An International Treasure
Some places transcend time and national boundaries and become the common inheritance of mankind. These places are now given international recognition as World Heritage Sites, outstanding universally recognized natural and cultural features that attract the attention and merit protection of all people worldwide.
There are twenty World Heritage sites in the United States (including two sites jointly administered with Canada). Significantly eighteen units of the United States National Park System have been designated as World Heritage Sites.
In 1978, in combination with its Yukon neighbor Kluane National Park, the United Nations recognized Wrangell-St. Elias as part of an international World Heritage site...the first bi-national designation. Glacier Bay National Park in Alaska, and Tatshenshini-Alsek Provincial Park in British Columbia were added in 1993. Together, these four units include 24.3 million acres, one of the largest internationally protected ecosystems on the planet!
Did You Know?

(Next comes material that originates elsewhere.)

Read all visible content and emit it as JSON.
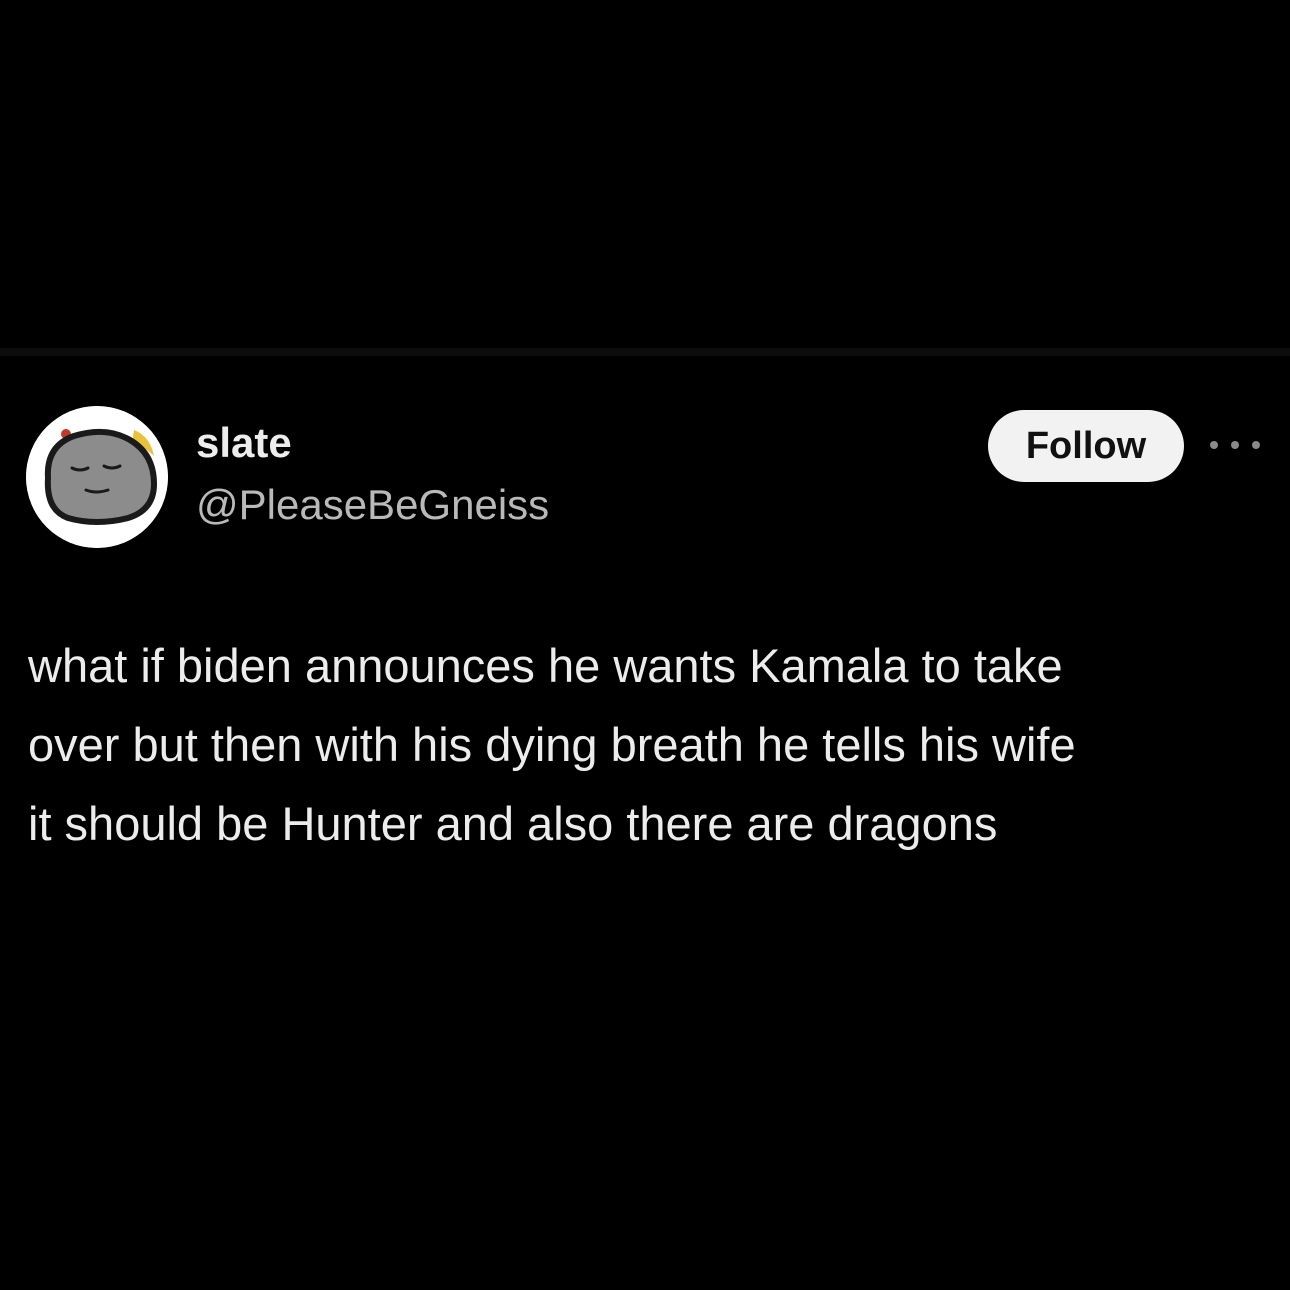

The boreal forest is the coldest and largest land ecosystem on the planet…even colder than the Arctic tundra.